* [DATA SECTION]:
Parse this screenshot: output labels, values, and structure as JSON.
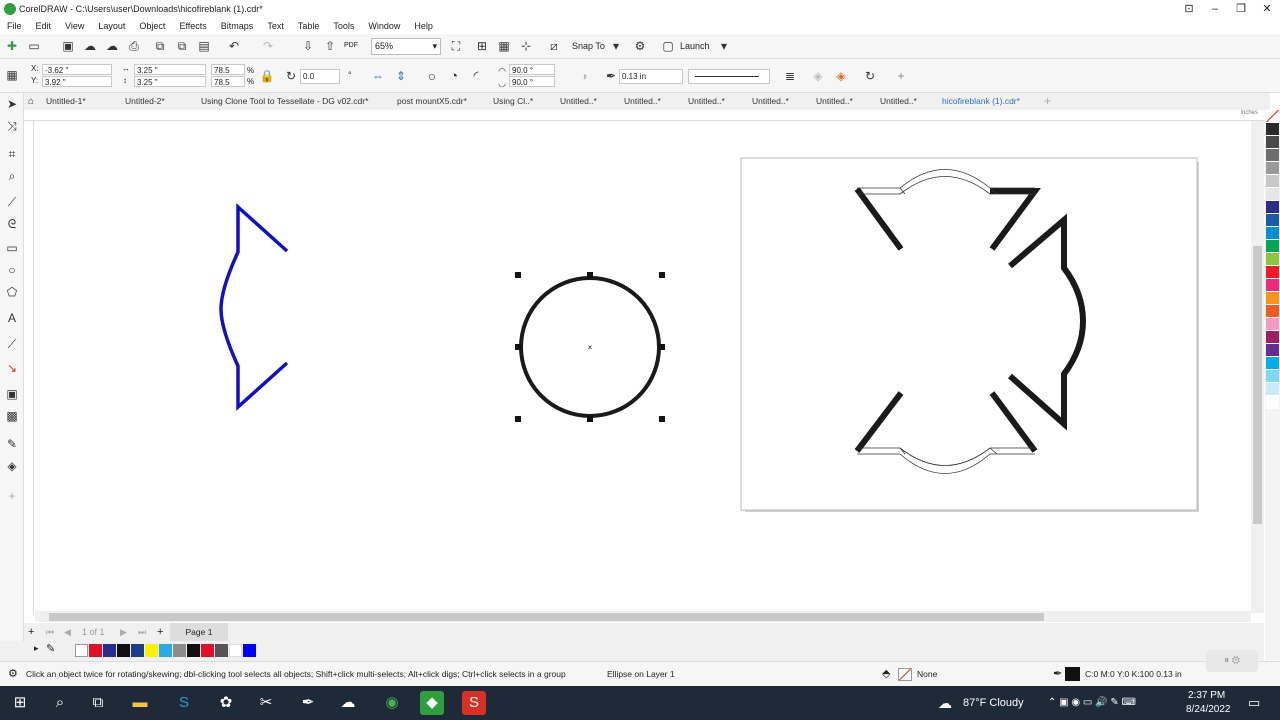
{
  "window": {
    "title": "CorelDRAW - C:\\Users\\user\\Downloads\\hicofireblank (1).cdr*"
  },
  "menu": [
    "File",
    "Edit",
    "View",
    "Layout",
    "Object",
    "Effects",
    "Bitmaps",
    "Text",
    "Table",
    "Tools",
    "Window",
    "Help"
  ],
  "toolbar": {
    "zoom": "65%",
    "snap_to": "Snap To",
    "launch": "Launch",
    "pdf": "PDF"
  },
  "properties": {
    "x": "-3.62 \"",
    "y": "3.92 \"",
    "width": "3.25 \"",
    "height": "3.25 \"",
    "scale_w": "78.5",
    "scale_h": "78.5",
    "rotation": "0.0",
    "angle_start": "90.0 °",
    "angle_end": "90.0 °",
    "outline_width": "0.13 in"
  },
  "tabs": [
    "Untitled-1*",
    "Untitled-2*",
    "Using Clone Tool to Tessellate - DG v02.cdr*",
    "post mountX5.cdr*",
    "Using Cl..*",
    "Untitled..*",
    "Untitled..*",
    "Untitled..*",
    "Untitled..*",
    "Untitled..*",
    "Untitled..*",
    "hicofireblank (1).cdr*"
  ],
  "ruler_unit": "inches",
  "pages": {
    "page_of": "1 of 1",
    "page_tab": "Page 1"
  },
  "status": {
    "hint": "Click an object twice for rotating/skewing; dbl-clicking tool selects all objects; Shift+click multi-selects; Alt+click digs; Ctrl+click selects in a group",
    "object_info": "Ellipse on Layer 1",
    "fill": "None",
    "outline": "C:0 M:0 Y:0 K:100  0.13 in"
  },
  "taskbar": {
    "weather": "87°F  Cloudy",
    "time": "2:37 PM",
    "date": "8/24/2022"
  },
  "colors": {
    "accent": "#2c6fb8",
    "shape_blue": "#1010c8",
    "outline_black": "#1a1a1a",
    "palette": [
      "#ffffff",
      "#c8c8c8",
      "#9a9a9a",
      "#6e6e6e",
      "#4a4a4a",
      "#2a2a2a",
      "#ffffff",
      "#2b2d8e",
      "#1e5aa8",
      "#0091d4",
      "#00a651",
      "#8dc63f",
      "#fff200",
      "#ffc20e",
      "#f7941d",
      "#f15a24",
      "#ed1c24",
      "#ee2a7b",
      "#f49ac1",
      "#9e1f63",
      "#662d91",
      "#00aeef",
      "#7fd8f7",
      "#c6ecf9",
      "#ffffff"
    ],
    "doc_palette": [
      "#e10f28",
      "#2b2d8e",
      "#111111",
      "#1a3e8e",
      "#fff200",
      "#29abe2",
      "#8c8c8c",
      "#e10f28",
      "#555555",
      "#ffffff",
      "#0000ff"
    ]
  }
}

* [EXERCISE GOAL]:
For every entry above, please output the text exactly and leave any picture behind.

* [RESPONSE TO THIS TASK]:
Parse this screenshot: output labels, values, and structure as JSON.
{
  "window": {
    "title": "CorelDRAW - C:\\Users\\user\\Downloads\\hicofireblank (1).cdr*"
  },
  "menu": [
    "File",
    "Edit",
    "View",
    "Layout",
    "Object",
    "Effects",
    "Bitmaps",
    "Text",
    "Table",
    "Tools",
    "Window",
    "Help"
  ],
  "toolbar": {
    "zoom": "65%",
    "snap_to": "Snap To",
    "launch": "Launch",
    "pdf": "PDF"
  },
  "properties": {
    "x": "-3.62 \"",
    "y": "3.92 \"",
    "width": "3.25 \"",
    "height": "3.25 \"",
    "scale_w": "78.5",
    "scale_h": "78.5",
    "rotation": "0.0",
    "angle_start": "90.0 °",
    "angle_end": "90.0 °",
    "outline_width": "0.13 in"
  },
  "tabs": [
    "Untitled-1*",
    "Untitled-2*",
    "Using Clone Tool to Tessellate - DG v02.cdr*",
    "post mountX5.cdr*",
    "Using Cl..*",
    "Untitled..*",
    "Untitled..*",
    "Untitled..*",
    "Untitled..*",
    "Untitled..*",
    "Untitled..*",
    "hicofireblank (1).cdr*"
  ],
  "ruler_unit": "inches",
  "pages": {
    "page_of": "1 of 1",
    "page_tab": "Page 1"
  },
  "status": {
    "hint": "Click an object twice for rotating/skewing; dbl-clicking tool selects all objects; Shift+click multi-selects; Alt+click digs; Ctrl+click selects in a group",
    "object_info": "Ellipse on Layer 1",
    "fill": "None",
    "outline": "C:0 M:0 Y:0 K:100  0.13 in"
  },
  "taskbar": {
    "weather": "87°F  Cloudy",
    "time": "2:37 PM",
    "date": "8/24/2022"
  },
  "colors": {
    "accent": "#2c6fb8",
    "shape_blue": "#1010c8",
    "outline_black": "#1a1a1a",
    "palette": [
      "#ffffff",
      "#c8c8c8",
      "#9a9a9a",
      "#6e6e6e",
      "#4a4a4a",
      "#2a2a2a",
      "#ffffff",
      "#2b2d8e",
      "#1e5aa8",
      "#0091d4",
      "#00a651",
      "#8dc63f",
      "#fff200",
      "#ffc20e",
      "#f7941d",
      "#f15a24",
      "#ed1c24",
      "#ee2a7b",
      "#f49ac1",
      "#9e1f63",
      "#662d91",
      "#00aeef",
      "#7fd8f7",
      "#c6ecf9",
      "#ffffff"
    ],
    "doc_palette": [
      "#e10f28",
      "#2b2d8e",
      "#111111",
      "#1a3e8e",
      "#fff200",
      "#29abe2",
      "#8c8c8c",
      "#e10f28",
      "#555555",
      "#ffffff",
      "#0000ff"
    ]
  }
}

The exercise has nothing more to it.